Palm’s new Treo 755p may look like its cousin 750v, but that’s as far as it goes. Unlike the 750v running Windows Mobile, the 755p sports Palm OS 5.4.9. It is a big improvement over the existing Treo 700p, featuring a slimmer form factor with new internal antenna, and updated software. Other new features found on the 755p include miniSD card slot, Instant Messaging application, and trial version of the Mobile Voice Control. For the first time ever, Google Map for mobile, Microsoft Direct Push Technology for email and Bejeweled game are integrated into the ROM to free up user available storage space (60 MB).

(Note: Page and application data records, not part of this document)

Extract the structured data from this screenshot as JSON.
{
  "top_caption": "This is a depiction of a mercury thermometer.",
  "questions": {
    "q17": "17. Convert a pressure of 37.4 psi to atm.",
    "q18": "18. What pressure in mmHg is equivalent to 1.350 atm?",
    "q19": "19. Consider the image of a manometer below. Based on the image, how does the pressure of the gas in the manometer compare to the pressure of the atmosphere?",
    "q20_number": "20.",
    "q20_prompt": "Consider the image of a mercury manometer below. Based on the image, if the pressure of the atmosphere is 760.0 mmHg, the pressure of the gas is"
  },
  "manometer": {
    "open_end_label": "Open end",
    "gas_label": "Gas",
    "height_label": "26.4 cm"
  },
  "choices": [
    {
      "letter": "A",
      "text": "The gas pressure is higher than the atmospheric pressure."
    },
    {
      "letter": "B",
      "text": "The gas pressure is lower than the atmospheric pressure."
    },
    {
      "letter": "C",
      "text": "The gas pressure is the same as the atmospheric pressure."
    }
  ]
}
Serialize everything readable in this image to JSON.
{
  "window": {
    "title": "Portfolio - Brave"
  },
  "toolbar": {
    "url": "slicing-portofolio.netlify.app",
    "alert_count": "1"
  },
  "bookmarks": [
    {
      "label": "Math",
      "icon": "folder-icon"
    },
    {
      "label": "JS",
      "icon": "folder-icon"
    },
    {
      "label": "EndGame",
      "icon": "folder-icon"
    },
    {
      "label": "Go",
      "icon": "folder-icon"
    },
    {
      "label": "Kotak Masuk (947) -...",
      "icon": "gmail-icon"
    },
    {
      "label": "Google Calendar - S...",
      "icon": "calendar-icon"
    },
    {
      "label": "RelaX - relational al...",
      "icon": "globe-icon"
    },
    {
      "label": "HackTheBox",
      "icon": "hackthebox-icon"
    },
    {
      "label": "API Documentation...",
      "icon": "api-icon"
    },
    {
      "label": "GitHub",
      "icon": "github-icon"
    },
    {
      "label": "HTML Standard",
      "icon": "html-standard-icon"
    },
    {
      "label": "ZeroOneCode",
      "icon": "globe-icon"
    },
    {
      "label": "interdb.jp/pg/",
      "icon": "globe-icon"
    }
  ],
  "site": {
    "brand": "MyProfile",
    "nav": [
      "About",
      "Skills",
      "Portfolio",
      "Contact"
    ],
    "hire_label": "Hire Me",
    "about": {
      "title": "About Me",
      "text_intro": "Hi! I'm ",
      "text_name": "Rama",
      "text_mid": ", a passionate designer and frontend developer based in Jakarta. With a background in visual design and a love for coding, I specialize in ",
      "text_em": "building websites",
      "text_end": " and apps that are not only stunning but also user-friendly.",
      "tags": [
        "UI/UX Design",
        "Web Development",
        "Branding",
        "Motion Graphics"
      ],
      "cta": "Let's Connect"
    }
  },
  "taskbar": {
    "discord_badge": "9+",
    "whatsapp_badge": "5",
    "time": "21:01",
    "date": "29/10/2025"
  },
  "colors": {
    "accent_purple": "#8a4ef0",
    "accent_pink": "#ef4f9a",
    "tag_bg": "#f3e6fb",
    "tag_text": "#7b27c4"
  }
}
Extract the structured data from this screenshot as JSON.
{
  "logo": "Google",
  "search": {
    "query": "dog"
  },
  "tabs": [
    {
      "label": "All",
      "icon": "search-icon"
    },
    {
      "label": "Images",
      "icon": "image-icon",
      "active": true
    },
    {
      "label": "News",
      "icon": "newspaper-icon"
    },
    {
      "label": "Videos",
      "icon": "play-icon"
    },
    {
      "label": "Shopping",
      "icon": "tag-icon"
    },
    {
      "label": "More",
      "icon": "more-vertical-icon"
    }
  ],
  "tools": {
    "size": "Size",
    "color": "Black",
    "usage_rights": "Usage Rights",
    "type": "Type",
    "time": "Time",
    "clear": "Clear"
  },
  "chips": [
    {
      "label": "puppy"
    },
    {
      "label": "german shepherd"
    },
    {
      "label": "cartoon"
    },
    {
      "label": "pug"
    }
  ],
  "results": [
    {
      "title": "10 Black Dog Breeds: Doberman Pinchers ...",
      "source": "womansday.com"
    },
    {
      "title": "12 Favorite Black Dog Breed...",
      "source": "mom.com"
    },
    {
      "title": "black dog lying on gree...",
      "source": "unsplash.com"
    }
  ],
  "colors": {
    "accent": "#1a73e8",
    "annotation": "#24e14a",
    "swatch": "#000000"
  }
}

Well hello there all you morning readers, haven't seen you around for a while! We've been to Barcelona and back and now we're back in the New York Groove to get you all the news you want in the tiny package you love the best - SlashGear Morning Wrap-Up! Have a look at a HTC Inspire 4G Review, the winners of the Android Community Big Fat Android Toy Giveaway #1, and the Motorola XOOM Street Egg Ad that'll swallow you up whole! Don't forget the odd Motorola Roadster [In-Car Bluetooth Speakerphone] Review - talk in your car all day! Have a look at a slew of Lenovo item releases: the ThinkPad W520 quadcore desktop replacement, the Lenovo ThinkPad T420s, T420 and T520, and the Lenovo ThinkPad L420 and L520 entry-level notebooks. All of them very black with a red nose. Then while you're mind is still at it, get the official price of the Verizon released Motorola XOOM.
When webOS launched, there was some grumbling that the device, when it came to the Palm Pre (and subsequently released, Palm Pre Plus), focused too much on the portrait-slider hardware keyboard. The absence of an official on-screen keyboard left some people wanting more. And while there were "options" available for those who wanted to travel down some particular roads, Palm seems to want to keep focusing on the hardware keyboards. That should surprise no one, considering Palm's device legacy. But, it looks like webOS 2.0, which launched with the release of the Palm Pre 2, features a software keyboard, even if it is far from perfect.
I have spent almost a week with the HTC HD7 from T-Mobile USA, the first device for the Magenta network to run Microsoft's new and "improved" Windows Phone 7 mobile Operating System. So far, we've taken a look at the hardware, which I was pretty impressed with, even if I had seen other devices much like it already. And then, we took a personal look at the software, and I came out pretty confident in the system, even if there were a few things in there that threw me for a loop. Tonight, we take a look at the apps. As of the time of this writing, Microsoft says they've got just over 2,000 applications available in the Windows Marketplace. I picked out my favorites, and I'm also going to talk about the native ones, too. So let's get into it.